By: Robert Szeles, CFA

The year 2023 was a year of few certainties.  Commencing with a mini banking crisis and concluding with the impressive resurgence of the technology driven magnificent seven, the markets remained challenging but constructive throughout the year.  Contrary to market participant projections, a recession failed to materialize, leading to a fed funds rate peak of 5.50%.  As a result, investors navigating this environment redirected surplus funds into money markets, which reached a record level of $6.3 trillion.  Late in the year, a new conflict erupted in an oil-rich region, causing additional geopolitical ripples.  Despite the turmoil, US oil prices concluded the year 10% below their initial mark.

The healthcare sector in 2023 dominated headlines in the weight-loss category, as semaglutide, a member of the glucagon-like peptide-1 (GLP-1) receptor agonists class was brought to market.  Bypassing the scientific intricacies, the drug's market presence under the labels Ozempic and Mounjaro most know what I am talking about because these drugs became a ubiquitous topic across the family dinner table and at the water cooler in the office.

It wasn’t just talk, the overwhelming demand for the new drugs surpassed Novo Nordisk’s own expectations, leading to the delay of its European launch due to a shortage of raw material supply.  Even with the delay, Eli Lilly and Novo Nordisk experienced a surge in stock prices, boasting returns of over +50% in 2023.

Robust study results showcased not only significant weight loss but also an incredible 20% reduction in the risk of cardiovascular events among participants, expanding the addressable market and forcing investors to rethink other investments linked to heart-related surgeries and the consumption of sweets and sugary drinks.  The potential ripple effect, caused companies with robust financials to underperform the market, exemplified by a 7.5% decline in the stock of beverage and snack giant Coca-Cola, while heart valve behemoth, Edwards Life Sciences, experienced a modest 2.5% increase.  This particulate healthcare breakthrough will be watched throughout 2024 for any early indication of changes in consumer behavior.

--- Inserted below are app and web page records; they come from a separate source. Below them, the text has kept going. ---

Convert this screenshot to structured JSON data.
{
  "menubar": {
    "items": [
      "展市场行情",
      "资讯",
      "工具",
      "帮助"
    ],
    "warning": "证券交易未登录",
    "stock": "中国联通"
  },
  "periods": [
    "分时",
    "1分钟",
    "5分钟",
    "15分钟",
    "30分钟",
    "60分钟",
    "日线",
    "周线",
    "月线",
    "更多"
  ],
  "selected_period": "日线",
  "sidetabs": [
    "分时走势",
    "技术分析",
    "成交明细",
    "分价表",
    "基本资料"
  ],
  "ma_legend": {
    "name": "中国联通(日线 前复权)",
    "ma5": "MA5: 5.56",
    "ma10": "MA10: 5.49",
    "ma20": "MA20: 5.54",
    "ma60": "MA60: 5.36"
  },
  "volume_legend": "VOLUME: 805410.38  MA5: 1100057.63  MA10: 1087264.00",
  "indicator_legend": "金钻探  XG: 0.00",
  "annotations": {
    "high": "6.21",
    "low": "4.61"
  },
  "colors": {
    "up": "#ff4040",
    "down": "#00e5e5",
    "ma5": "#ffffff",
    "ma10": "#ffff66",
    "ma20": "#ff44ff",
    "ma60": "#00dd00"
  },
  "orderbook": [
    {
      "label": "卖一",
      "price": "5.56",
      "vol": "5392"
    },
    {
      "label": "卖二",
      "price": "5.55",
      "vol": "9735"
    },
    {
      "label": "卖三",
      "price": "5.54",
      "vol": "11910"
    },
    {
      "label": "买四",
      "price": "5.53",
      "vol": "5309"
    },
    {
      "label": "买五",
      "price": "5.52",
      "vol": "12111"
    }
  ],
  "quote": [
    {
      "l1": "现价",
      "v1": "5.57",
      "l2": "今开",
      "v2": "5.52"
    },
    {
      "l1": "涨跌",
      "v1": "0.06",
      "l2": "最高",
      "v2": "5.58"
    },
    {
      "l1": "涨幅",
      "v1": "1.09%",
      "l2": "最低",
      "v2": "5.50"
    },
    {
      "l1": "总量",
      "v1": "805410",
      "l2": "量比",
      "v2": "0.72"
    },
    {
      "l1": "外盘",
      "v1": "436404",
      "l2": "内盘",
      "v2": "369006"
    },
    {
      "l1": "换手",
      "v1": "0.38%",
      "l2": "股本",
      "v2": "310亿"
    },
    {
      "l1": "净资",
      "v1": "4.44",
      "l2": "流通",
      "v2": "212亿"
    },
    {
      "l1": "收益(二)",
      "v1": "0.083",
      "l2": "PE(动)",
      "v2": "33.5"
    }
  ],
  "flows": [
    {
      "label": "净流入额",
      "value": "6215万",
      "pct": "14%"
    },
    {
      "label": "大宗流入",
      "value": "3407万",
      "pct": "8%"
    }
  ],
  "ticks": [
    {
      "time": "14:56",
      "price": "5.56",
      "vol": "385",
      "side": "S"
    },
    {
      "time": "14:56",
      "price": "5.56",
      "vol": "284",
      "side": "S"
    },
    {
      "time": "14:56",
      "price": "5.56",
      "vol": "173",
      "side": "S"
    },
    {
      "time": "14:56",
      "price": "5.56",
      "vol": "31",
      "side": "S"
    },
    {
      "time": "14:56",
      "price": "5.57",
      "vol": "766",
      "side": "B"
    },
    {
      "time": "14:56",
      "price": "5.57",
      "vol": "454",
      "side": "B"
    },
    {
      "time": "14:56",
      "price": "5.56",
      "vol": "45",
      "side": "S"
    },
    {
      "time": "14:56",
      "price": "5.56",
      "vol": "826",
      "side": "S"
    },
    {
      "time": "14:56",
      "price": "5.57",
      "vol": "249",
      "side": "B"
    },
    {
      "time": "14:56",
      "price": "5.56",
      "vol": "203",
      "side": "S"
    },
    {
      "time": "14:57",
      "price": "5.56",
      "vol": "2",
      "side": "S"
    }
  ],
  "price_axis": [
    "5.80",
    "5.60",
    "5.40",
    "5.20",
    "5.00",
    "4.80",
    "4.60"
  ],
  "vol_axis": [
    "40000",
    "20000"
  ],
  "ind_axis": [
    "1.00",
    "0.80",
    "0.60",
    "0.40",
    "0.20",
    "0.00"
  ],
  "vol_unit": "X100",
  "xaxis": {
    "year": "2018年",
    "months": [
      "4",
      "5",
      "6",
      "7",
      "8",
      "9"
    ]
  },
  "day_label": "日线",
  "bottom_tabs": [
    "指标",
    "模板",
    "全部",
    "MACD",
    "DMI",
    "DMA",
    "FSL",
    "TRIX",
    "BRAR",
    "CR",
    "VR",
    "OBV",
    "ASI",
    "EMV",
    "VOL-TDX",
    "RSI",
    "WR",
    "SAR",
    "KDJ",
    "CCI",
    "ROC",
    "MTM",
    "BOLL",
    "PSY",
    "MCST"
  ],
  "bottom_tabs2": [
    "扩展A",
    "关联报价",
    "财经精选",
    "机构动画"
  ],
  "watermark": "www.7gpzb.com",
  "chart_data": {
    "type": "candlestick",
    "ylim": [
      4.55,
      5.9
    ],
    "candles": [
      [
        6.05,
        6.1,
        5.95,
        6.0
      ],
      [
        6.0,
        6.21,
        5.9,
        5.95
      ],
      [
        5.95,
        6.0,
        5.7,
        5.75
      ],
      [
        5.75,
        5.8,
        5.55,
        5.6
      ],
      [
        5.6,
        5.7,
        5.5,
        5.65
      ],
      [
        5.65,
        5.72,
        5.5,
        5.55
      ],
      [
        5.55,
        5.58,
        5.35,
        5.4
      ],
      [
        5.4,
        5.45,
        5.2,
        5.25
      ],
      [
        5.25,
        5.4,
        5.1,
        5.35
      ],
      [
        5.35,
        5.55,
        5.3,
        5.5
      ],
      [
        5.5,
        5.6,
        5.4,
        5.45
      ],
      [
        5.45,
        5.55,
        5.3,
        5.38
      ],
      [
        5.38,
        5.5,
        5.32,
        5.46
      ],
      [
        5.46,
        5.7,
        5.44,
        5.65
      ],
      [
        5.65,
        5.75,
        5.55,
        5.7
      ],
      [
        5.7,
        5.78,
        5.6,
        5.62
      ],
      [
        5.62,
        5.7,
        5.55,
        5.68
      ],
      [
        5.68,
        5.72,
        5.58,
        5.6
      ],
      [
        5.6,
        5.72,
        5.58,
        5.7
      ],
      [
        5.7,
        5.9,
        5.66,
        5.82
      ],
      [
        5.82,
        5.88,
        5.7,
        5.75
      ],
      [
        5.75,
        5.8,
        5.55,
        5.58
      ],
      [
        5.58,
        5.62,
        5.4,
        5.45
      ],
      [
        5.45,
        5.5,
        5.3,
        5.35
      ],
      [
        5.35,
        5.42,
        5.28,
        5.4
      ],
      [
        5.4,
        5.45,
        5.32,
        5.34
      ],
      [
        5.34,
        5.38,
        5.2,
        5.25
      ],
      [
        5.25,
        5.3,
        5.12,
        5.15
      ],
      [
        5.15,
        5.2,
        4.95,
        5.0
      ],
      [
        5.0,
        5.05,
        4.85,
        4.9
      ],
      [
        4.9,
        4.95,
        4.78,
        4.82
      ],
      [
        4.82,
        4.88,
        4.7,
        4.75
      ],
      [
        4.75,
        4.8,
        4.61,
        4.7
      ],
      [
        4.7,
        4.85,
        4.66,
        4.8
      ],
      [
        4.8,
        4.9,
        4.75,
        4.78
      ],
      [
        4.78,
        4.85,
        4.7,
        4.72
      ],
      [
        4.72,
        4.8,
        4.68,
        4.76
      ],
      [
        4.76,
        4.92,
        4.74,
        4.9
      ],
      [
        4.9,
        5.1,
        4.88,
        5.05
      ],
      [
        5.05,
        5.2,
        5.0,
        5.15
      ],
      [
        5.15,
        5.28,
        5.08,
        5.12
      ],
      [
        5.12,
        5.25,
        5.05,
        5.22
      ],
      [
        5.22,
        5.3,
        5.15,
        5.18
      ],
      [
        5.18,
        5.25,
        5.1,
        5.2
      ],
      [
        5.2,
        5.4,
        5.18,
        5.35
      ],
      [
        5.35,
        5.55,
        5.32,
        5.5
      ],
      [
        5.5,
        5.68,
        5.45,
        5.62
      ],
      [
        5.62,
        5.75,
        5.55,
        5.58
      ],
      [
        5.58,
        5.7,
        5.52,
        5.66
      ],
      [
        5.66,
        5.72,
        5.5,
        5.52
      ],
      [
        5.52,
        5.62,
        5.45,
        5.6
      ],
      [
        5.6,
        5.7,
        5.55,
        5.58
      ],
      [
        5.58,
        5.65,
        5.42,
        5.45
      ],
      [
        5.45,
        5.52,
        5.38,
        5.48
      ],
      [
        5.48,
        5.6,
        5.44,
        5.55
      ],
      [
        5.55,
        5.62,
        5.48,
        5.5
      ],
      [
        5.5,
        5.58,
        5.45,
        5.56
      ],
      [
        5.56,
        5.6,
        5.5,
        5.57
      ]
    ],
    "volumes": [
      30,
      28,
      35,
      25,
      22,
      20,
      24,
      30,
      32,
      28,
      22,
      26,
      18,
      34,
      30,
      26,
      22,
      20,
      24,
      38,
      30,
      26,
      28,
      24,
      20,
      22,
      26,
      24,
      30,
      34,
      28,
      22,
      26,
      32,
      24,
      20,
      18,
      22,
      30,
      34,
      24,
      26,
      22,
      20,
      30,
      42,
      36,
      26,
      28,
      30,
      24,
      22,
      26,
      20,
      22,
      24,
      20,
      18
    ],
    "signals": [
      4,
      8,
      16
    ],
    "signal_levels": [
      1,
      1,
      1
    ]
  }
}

As we approach 2024, the impending election cycle takes center stage, with drug pricing poised to dominate headlines as politicians embark on the campaign trail.  The escalating concern over the swift rise in drug costs resonates across both sides of the political spectrum, setting the stage for an inevitable push for new regulations and laws.  Despite the pharmaceutical industry investing a substantial $372 million in lobbying efforts in 2022, President Joe Biden's Inflation Reduction Act was passed and exerts pricing pressure.  Notably, the government's Medicare health program is set to directly negotiate prices for some of the most successful drugs, commencing in 2026.

This regulatory landscape has contributed to a pullback in valuations below historical averages for major pharmaceuticals that are not exposed to the GLP-1 market discussed earlier.  We are focused on Johnson and Johnson and Merck, two companies that anticipate the impact of impending pricing schemes.  However, a comprehensive analysis of their pipelines and scheduled study results reveals several catalysts on the horizon that could lead to a reevaluation of these companies' multiples, potentially returning them to historical levels.

Anticipating continued volatility in large pharmaceutical companies due to headline risks, we maintain our belief that high-quality pharmaceutical firms with robust pipelines will emerge as outperformers.  Navigating through the election cycle, we expect market dynamics to favor companies with a strategic focus on innovation, positioning them for sustained success amidst evolving regulatory landscapes and industry challenges. 

One thing is for certain, we will continue to see regulatory changes and pricing pressure within the healthcare industry in 2024.